Everyone and their mother has been writing about this, but yes, Cisco is entering the server business. Details are still skimpy, but it looks like it’s a blade server, it’s got VMWare baked in, and the word “virtualization” gets thrown around every three sentences or so. I’ve been talking to some people who don’t understand why Cisco is bothering to do this, but it’s really kind of sensible, in my opinion. Here’s why: Read the rest of this entry »
Chuck Hollis, one of EMC’s senior execs and frequent blogger, has posted some odds and ends, but the one item that got my dander up was a little blurb on Exadata, Oracle’s storage server appliance. To quote Chuck:
Well, here we are in January, and it looks like the whole thing is losing momentum – as predicted. Sure, throwing a ton of hardware at the problem can make Oracle run much faster, but there are more elegant ways to get the same results — which customers are starting to realize.”

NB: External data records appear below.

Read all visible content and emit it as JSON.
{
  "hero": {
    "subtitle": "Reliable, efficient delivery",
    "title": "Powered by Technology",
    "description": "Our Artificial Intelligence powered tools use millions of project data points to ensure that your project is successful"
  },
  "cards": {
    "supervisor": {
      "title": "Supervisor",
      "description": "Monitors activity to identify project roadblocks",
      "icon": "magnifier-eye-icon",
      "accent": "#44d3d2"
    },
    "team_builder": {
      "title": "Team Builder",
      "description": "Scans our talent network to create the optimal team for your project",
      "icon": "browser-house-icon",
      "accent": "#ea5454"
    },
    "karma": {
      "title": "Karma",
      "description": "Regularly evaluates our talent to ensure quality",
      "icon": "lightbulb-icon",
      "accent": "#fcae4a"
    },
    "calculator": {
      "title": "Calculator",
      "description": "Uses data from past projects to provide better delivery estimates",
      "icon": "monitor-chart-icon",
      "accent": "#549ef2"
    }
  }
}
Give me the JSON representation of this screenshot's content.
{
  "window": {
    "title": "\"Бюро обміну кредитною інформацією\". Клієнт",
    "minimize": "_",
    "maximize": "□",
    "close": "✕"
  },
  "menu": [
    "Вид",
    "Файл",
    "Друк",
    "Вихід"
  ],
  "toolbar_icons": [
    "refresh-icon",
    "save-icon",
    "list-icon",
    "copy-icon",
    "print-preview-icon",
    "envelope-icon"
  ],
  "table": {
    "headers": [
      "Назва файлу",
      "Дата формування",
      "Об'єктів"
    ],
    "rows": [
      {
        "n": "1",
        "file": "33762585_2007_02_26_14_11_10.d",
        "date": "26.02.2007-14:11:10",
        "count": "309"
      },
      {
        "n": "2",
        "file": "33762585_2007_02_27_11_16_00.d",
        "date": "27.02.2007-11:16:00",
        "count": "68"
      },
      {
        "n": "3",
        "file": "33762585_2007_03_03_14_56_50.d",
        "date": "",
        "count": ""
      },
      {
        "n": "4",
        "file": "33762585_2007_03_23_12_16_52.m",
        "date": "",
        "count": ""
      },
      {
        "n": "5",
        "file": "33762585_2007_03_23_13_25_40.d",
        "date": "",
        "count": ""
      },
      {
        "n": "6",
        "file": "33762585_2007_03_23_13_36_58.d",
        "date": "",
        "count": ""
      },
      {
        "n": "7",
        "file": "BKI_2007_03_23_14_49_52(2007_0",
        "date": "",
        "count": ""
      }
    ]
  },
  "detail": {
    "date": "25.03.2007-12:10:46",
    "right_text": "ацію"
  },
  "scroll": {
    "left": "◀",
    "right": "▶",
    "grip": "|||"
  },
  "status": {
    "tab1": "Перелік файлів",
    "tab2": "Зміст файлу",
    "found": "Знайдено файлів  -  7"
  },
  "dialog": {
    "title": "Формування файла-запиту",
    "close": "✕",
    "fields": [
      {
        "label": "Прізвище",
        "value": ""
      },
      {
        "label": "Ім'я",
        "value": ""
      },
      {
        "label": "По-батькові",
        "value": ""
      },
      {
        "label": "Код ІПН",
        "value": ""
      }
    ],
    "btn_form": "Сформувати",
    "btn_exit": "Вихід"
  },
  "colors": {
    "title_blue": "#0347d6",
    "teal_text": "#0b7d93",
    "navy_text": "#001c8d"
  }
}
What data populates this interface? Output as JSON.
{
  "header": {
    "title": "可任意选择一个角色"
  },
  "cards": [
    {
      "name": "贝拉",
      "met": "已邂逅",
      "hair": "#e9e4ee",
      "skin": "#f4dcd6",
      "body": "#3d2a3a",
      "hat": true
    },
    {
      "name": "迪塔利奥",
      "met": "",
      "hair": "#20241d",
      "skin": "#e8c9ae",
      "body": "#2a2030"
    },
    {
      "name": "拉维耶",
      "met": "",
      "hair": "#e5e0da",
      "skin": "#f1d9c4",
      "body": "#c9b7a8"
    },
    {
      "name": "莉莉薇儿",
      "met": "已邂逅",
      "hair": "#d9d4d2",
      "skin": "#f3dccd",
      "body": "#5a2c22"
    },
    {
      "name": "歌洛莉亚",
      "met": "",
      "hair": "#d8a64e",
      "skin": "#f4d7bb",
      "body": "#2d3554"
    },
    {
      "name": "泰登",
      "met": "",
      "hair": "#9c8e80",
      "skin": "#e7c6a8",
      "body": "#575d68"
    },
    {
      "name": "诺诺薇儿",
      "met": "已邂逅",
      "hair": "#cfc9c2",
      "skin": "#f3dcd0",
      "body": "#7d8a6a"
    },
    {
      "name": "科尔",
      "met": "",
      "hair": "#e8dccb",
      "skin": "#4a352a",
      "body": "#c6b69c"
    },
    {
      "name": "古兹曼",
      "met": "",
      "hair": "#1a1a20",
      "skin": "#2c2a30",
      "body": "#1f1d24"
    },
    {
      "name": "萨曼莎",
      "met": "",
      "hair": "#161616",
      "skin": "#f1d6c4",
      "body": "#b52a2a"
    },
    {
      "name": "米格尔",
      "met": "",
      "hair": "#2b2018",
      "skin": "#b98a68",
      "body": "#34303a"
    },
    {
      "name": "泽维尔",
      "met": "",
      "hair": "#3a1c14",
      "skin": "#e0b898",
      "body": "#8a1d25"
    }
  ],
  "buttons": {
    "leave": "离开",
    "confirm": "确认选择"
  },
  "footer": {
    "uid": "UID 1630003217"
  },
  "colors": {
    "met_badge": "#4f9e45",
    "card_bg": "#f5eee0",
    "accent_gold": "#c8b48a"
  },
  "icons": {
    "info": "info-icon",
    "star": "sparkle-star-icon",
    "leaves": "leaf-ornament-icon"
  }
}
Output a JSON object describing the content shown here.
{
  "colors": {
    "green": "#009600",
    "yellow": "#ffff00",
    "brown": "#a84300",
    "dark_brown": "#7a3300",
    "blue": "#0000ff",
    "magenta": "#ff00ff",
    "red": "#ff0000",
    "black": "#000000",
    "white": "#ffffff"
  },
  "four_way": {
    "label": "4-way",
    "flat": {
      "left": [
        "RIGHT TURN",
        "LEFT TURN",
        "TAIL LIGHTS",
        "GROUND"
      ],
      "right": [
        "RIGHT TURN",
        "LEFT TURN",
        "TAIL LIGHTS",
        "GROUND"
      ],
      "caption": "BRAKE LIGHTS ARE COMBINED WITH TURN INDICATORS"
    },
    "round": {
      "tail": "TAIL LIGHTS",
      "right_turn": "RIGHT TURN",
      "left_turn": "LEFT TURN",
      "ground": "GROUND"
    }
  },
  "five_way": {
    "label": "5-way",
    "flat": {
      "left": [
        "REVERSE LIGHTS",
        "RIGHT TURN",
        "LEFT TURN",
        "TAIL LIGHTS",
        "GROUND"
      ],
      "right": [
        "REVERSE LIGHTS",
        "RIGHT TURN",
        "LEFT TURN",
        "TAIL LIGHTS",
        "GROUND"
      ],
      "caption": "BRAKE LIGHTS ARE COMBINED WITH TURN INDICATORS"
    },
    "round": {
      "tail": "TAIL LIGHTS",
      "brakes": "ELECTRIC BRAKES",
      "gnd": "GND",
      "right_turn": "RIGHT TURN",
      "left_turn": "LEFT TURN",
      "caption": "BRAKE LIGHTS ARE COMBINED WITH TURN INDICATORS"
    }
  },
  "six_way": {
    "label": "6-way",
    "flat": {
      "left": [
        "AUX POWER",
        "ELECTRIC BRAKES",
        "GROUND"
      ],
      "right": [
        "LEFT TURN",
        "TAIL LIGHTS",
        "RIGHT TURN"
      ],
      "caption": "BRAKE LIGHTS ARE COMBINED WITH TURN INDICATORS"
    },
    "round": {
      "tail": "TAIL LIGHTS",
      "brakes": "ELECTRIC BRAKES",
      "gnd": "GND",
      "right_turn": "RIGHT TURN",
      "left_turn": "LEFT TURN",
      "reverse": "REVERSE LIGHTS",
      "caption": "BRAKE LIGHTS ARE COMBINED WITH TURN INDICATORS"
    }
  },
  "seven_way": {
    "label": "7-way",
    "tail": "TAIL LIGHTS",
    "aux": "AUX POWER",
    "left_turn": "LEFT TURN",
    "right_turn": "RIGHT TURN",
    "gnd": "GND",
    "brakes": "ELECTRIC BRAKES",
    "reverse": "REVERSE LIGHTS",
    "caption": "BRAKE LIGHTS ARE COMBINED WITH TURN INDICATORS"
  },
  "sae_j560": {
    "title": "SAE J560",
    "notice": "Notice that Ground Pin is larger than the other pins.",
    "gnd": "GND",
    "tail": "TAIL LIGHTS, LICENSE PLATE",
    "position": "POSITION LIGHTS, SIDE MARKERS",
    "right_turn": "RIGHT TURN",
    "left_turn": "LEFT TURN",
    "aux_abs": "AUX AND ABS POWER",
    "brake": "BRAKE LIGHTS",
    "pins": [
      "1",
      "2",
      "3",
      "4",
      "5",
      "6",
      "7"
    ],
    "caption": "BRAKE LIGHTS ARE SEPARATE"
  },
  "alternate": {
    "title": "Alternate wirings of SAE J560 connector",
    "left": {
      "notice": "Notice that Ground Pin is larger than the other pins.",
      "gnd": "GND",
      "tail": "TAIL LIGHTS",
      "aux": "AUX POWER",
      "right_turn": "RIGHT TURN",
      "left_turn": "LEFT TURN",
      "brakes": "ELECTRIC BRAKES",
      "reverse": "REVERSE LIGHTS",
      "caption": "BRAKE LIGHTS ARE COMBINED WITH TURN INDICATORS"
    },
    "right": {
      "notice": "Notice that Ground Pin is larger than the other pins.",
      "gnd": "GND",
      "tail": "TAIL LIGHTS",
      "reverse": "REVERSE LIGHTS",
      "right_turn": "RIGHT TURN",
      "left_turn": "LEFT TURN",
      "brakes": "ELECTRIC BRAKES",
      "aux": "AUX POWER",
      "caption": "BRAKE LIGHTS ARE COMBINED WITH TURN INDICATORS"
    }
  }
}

I find it odd that Chuck is even bothering to discuss Exadata on his blog. After all, the next stage of data warehouse storage was decided long ago, and it is not traditional SAN storage. Companies like Netezza, Datallegro (now Microsoft), Greenplum, and many others have all figured out that putting the storage as close to the end processing as possible is the cheapest, fastest way to run data warehouses, and they succeeded in getting some big customer wins against the traditional database vendors. Oracle simply had to compete, and that’s where the Exadata comes in.
Exadata is just Oracle’s way of offering a competitive offering to the existing data warehouse appliance vendors. While it potentially could be used in OLTP environments, Oracle isn’t heavily selling it into those environments. I certainly can’t speak to how successful it’s been from a revenue perspective, but one thing that’s going to limit adoptions currently is the fact that Exadata requires 11g. Oracle DBAs are notoriously slow to adopt new versions of Oracle, and most organizations I see are just now starting to evaluate 11g for production readiness.
Let’s see where Exadata is once 11g is the standard, and then we’ll talk. Of course, Oracle has long since been gunning for the end of “big box” storage vendors – the release of Oracle’s ASM storage management technology was the first salvo in Oracle’s strategy of commoditizing storage, as part of their attempts to commoditize everything but the database. After all, it gets a lot easier for Oracle to justify their software price points if the customer is buying cheap disk instead of expensive disk.
Chris Evans, the storage architect, just published a post about storage migrations. He talks about how the increasing storage capacity of arrays means that when you have to replace them, the process is ever-so-much more painful. I completely agree, but I think there’s a few points to consider when looking at this process. Read the rest of this entry »
Hu Yoshida, the CTO at Hitachi Data Systems, has a blog post up outlining his IT predictions for 2009. Some of them are fairly uncontroversial (midrange storage will continue to get more high-end features, people will spend less money buying new storage, more money on managing it more efficiently, etc.), but there’s one I find interesting:
“The hype around cloud storage will diminish. Attention will shift to practical solutions available through SaaS. While some vendors will continue to take advantage of cloud storage buzz, the industry will come to the realization that cloud is really about the network and not storage. The requirements for storage continue to be scalability, multitenancy, and security whether in the cloud or in the data center. Cloud or SaaS providers like SalesForce.com will offload some of the workload from the data center but the majority of the data will be stored and managed in the data center through 2009.”
Michael Arrington, over at TechCrunch, has gotten ahold of some of the contents of a private Google Group that Google HR set up to get some feedback on why people left the company. Reading through the thread, it all seems like your typical gripes that ex-employees have about why they left the company, with some exceptions.
Well, hello, and welcome to a new blog. If you’re seeing this post, it means I haven’t gotten far enough along in writing content to have this scroll off the main page. Sorry about that.
My name is Matthew Zito – I work in technology, and you can find more information about me in the About page. I started this blog to talk about technology events, developments, etc., but I suspect we’ll wander a little far afield of that. Please feel free to subscribe to the RSS feed, and don’t hesitate to drop me a line – email@example.com